■ **DIRECTIONS**
Each entry that follows must be output without any deviation.

■ **GIVEN RECORDS**
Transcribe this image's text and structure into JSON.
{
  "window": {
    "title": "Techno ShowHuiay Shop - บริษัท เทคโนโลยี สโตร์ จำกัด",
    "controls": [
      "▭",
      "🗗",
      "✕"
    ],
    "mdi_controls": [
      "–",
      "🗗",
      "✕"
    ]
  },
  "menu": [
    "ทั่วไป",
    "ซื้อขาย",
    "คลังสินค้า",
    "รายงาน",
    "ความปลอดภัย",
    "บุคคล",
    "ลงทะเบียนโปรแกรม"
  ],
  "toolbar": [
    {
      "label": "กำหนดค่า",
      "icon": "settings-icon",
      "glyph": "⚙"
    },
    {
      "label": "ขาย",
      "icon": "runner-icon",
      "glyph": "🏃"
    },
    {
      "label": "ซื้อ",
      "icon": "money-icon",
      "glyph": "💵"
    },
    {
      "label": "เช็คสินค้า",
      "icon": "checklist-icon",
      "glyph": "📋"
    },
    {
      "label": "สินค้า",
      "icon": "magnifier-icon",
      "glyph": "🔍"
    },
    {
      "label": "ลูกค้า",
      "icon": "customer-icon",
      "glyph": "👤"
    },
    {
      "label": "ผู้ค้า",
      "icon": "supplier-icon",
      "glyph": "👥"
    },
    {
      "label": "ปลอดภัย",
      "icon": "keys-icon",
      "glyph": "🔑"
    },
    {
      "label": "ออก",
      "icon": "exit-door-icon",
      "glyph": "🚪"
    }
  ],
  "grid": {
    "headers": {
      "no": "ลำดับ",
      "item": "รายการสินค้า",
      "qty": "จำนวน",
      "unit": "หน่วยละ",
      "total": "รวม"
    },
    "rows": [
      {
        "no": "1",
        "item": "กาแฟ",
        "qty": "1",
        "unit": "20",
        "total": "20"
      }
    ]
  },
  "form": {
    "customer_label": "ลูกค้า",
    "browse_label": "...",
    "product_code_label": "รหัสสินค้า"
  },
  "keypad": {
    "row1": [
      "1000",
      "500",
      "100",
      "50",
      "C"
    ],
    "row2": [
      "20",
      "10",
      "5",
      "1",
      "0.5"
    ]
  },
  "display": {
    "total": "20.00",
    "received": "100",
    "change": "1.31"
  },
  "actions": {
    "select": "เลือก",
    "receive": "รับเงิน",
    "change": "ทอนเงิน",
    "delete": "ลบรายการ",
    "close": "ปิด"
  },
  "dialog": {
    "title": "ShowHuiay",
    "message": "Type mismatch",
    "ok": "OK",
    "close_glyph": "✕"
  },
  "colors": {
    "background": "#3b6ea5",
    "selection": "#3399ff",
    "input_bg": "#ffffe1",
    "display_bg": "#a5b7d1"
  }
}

■ **WRITTEN SOLUTION**
Transcribe this image's text and structure into JSON.
{
  "window": {
    "title": "Techno ShowHuiay Shop - บริษัท เทคโนโลยี สโตร์ จำกัด",
    "controls": [
      "▭",
      "🗗",
      "✕"
    ],
    "mdi_controls": [
      "–",
      "🗗",
      "✕"
    ]
  },
  "menu": [
    "ทั่วไป",
    "ซื้อขาย",
    "คลังสินค้า",
    "รายงาน",
    "ความปลอดภัย",
    "บุคคล",
    "ลงทะเบียนโปรแกรม"
  ],
  "toolbar": [
    {
      "label": "กำหนดค่า",
      "icon": "settings-icon",
      "glyph": "⚙"
    },
    {
      "label": "ขาย",
      "icon": "runner-icon",
      "glyph": "🏃"
    },
    {
      "label": "ซื้อ",
      "icon": "money-icon",
      "glyph": "💵"
    },
    {
      "label": "เช็คสินค้า",
      "icon": "checklist-icon",
      "glyph": "📋"
    },
    {
      "label": "สินค้า",
      "icon": "magnifier-icon",
      "glyph": "🔍"
    },
    {
      "label": "ลูกค้า",
      "icon": "customer-icon",
      "glyph": "👤"
    },
    {
      "label": "ผู้ค้า",
      "icon": "supplier-icon",
      "glyph": "👥"
    },
    {
      "label": "ปลอดภัย",
      "icon": "keys-icon",
      "glyph": "🔑"
    },
    {
      "label": "ออก",
      "icon": "exit-door-icon",
      "glyph": "🚪"
    }
  ],
  "grid": {
    "headers": {
      "no": "ลำดับ",
      "item": "รายการสินค้า",
      "qty": "จำนวน",
      "unit": "หน่วยละ",
      "total": "รวม"
    },
    "rows": [
      {
        "no": "1",
        "item": "กาแฟ",
        "qty": "1",
        "unit": "20",
        "total": "20"
      }
    ]
  },
  "form": {
    "customer_label": "ลูกค้า",
    "browse_label": "...",
    "product_code_label": "รหัสสินค้า"
  },
  "keypad": {
    "row1": [
      "1000",
      "500",
      "100",
      "50",
      "C"
    ],
    "row2": [
      "20",
      "10",
      "5",
      "1",
      "0.5"
    ]
  },
  "display": {
    "total": "20.00",
    "received": "100",
    "change": "1.31"
  },
  "actions": {
    "select": "เลือก",
    "receive": "รับเงิน",
    "change": "ทอนเงิน",
    "delete": "ลบรายการ",
    "close": "ปิด"
  },
  "dialog": {
    "title": "ShowHuiay",
    "message": "Type mismatch",
    "ok": "OK",
    "close_glyph": "✕"
  },
  "colors": {
    "background": "#3b6ea5",
    "selection": "#3399ff",
    "input_bg": "#ffffe1",
    "display_bg": "#a5b7d1"
  }
}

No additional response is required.